[Web page and app entries]
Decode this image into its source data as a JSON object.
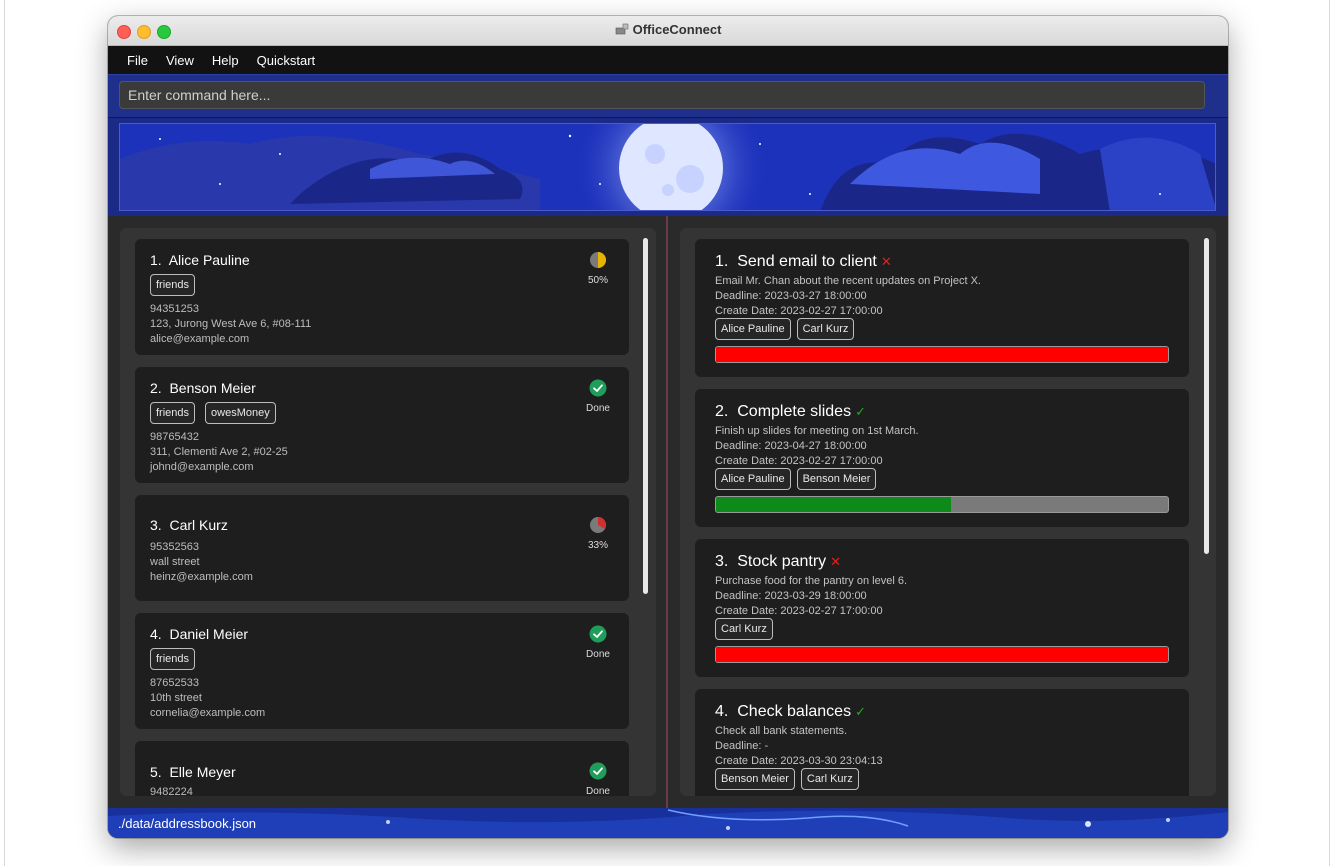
{
  "window": {
    "title": "OfficeConnect"
  },
  "menu": [
    "File",
    "View",
    "Help",
    "Quickstart"
  ],
  "command": {
    "placeholder": "Enter command here...",
    "value": ""
  },
  "persons": [
    {
      "index": "1.",
      "name": "Alice Pauline",
      "tags": [
        "friends"
      ],
      "phone": "94351253",
      "address": "123, Jurong West Ave 6, #08-111",
      "email": "alice@example.com",
      "status": "50%",
      "progress": 0.5
    },
    {
      "index": "2.",
      "name": "Benson Meier",
      "tags": [
        "friends",
        "owesMoney"
      ],
      "phone": "98765432",
      "address": "311, Clementi Ave 2, #02-25",
      "email": "johnd@example.com",
      "status": "Done",
      "progress": 1.0
    },
    {
      "index": "3.",
      "name": "Carl Kurz",
      "tags": [],
      "phone": "95352563",
      "address": "wall street",
      "email": "heinz@example.com",
      "status": "33%",
      "progress": 0.33
    },
    {
      "index": "4.",
      "name": "Daniel Meier",
      "tags": [
        "friends"
      ],
      "phone": "87652533",
      "address": "10th street",
      "email": "cornelia@example.com",
      "status": "Done",
      "progress": 1.0
    },
    {
      "index": "5.",
      "name": "Elle Meyer",
      "tags": [],
      "phone": "9482224",
      "address": "",
      "email": "",
      "status": "Done",
      "progress": 1.0
    }
  ],
  "tasks": [
    {
      "index": "1.",
      "title": "Send email to client",
      "done_mark": "✕",
      "done": false,
      "description": "Email Mr. Chan about the recent updates on Project X.",
      "deadline": "Deadline: 2023-03-27 18:00:00",
      "created": "Create Date: 2023-02-27 17:00:00",
      "assignees": [
        "Alice Pauline",
        "Carl Kurz"
      ],
      "progress": 1.0,
      "progress_color": "#ff0000"
    },
    {
      "index": "2.",
      "title": "Complete slides",
      "done_mark": "✓",
      "done": true,
      "description": "Finish up slides for meeting on 1st March.",
      "deadline": "Deadline: 2023-04-27 18:00:00",
      "created": "Create Date: 2023-02-27 17:00:00",
      "assignees": [
        "Alice Pauline",
        "Benson Meier"
      ],
      "progress": 0.52,
      "progress_color": "#0e8a1a"
    },
    {
      "index": "3.",
      "title": "Stock pantry",
      "done_mark": "✕",
      "done": false,
      "description": "Purchase food for the pantry on level 6.",
      "deadline": "Deadline: 2023-03-29 18:00:00",
      "created": "Create Date: 2023-02-27 17:00:00",
      "assignees": [
        "Carl Kurz"
      ],
      "progress": 1.0,
      "progress_color": "#ff0000"
    },
    {
      "index": "4.",
      "title": "Check balances",
      "done_mark": "✓",
      "done": true,
      "description": "Check all bank statements.",
      "deadline": "Deadline: -",
      "created": "Create Date: 2023-03-30 23:04:13",
      "assignees": [
        "Benson Meier",
        "Carl Kurz"
      ],
      "progress": null,
      "progress_color": ""
    }
  ],
  "statusbar": {
    "path": "./data/addressbook.json"
  },
  "colors": {
    "accent_blue": "#1f2f8c",
    "done_green": "#1e9e5a",
    "pie_yellow": "#e6b400",
    "pie_red": "#d03030"
  }
}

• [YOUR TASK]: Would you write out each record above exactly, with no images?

• [RESPONSE AREA]:
Decode this image into its source data as a JSON object.
{
  "window": {
    "title": "OfficeConnect"
  },
  "menu": [
    "File",
    "View",
    "Help",
    "Quickstart"
  ],
  "command": {
    "placeholder": "Enter command here...",
    "value": ""
  },
  "persons": [
    {
      "index": "1.",
      "name": "Alice Pauline",
      "tags": [
        "friends"
      ],
      "phone": "94351253",
      "address": "123, Jurong West Ave 6, #08-111",
      "email": "alice@example.com",
      "status": "50%",
      "progress": 0.5
    },
    {
      "index": "2.",
      "name": "Benson Meier",
      "tags": [
        "friends",
        "owesMoney"
      ],
      "phone": "98765432",
      "address": "311, Clementi Ave 2, #02-25",
      "email": "johnd@example.com",
      "status": "Done",
      "progress": 1.0
    },
    {
      "index": "3.",
      "name": "Carl Kurz",
      "tags": [],
      "phone": "95352563",
      "address": "wall street",
      "email": "heinz@example.com",
      "status": "33%",
      "progress": 0.33
    },
    {
      "index": "4.",
      "name": "Daniel Meier",
      "tags": [
        "friends"
      ],
      "phone": "87652533",
      "address": "10th street",
      "email": "cornelia@example.com",
      "status": "Done",
      "progress": 1.0
    },
    {
      "index": "5.",
      "name": "Elle Meyer",
      "tags": [],
      "phone": "9482224",
      "address": "",
      "email": "",
      "status": "Done",
      "progress": 1.0
    }
  ],
  "tasks": [
    {
      "index": "1.",
      "title": "Send email to client",
      "done_mark": "✕",
      "done": false,
      "description": "Email Mr. Chan about the recent updates on Project X.",
      "deadline": "Deadline: 2023-03-27 18:00:00",
      "created": "Create Date: 2023-02-27 17:00:00",
      "assignees": [
        "Alice Pauline",
        "Carl Kurz"
      ],
      "progress": 1.0,
      "progress_color": "#ff0000"
    },
    {
      "index": "2.",
      "title": "Complete slides",
      "done_mark": "✓",
      "done": true,
      "description": "Finish up slides for meeting on 1st March.",
      "deadline": "Deadline: 2023-04-27 18:00:00",
      "created": "Create Date: 2023-02-27 17:00:00",
      "assignees": [
        "Alice Pauline",
        "Benson Meier"
      ],
      "progress": 0.52,
      "progress_color": "#0e8a1a"
    },
    {
      "index": "3.",
      "title": "Stock pantry",
      "done_mark": "✕",
      "done": false,
      "description": "Purchase food for the pantry on level 6.",
      "deadline": "Deadline: 2023-03-29 18:00:00",
      "created": "Create Date: 2023-02-27 17:00:00",
      "assignees": [
        "Carl Kurz"
      ],
      "progress": 1.0,
      "progress_color": "#ff0000"
    },
    {
      "index": "4.",
      "title": "Check balances",
      "done_mark": "✓",
      "done": true,
      "description": "Check all bank statements.",
      "deadline": "Deadline: -",
      "created": "Create Date: 2023-03-30 23:04:13",
      "assignees": [
        "Benson Meier",
        "Carl Kurz"
      ],
      "progress": null,
      "progress_color": ""
    }
  ],
  "statusbar": {
    "path": "./data/addressbook.json"
  },
  "colors": {
    "accent_blue": "#1f2f8c",
    "done_green": "#1e9e5a",
    "pie_yellow": "#e6b400",
    "pie_red": "#d03030"
  }
}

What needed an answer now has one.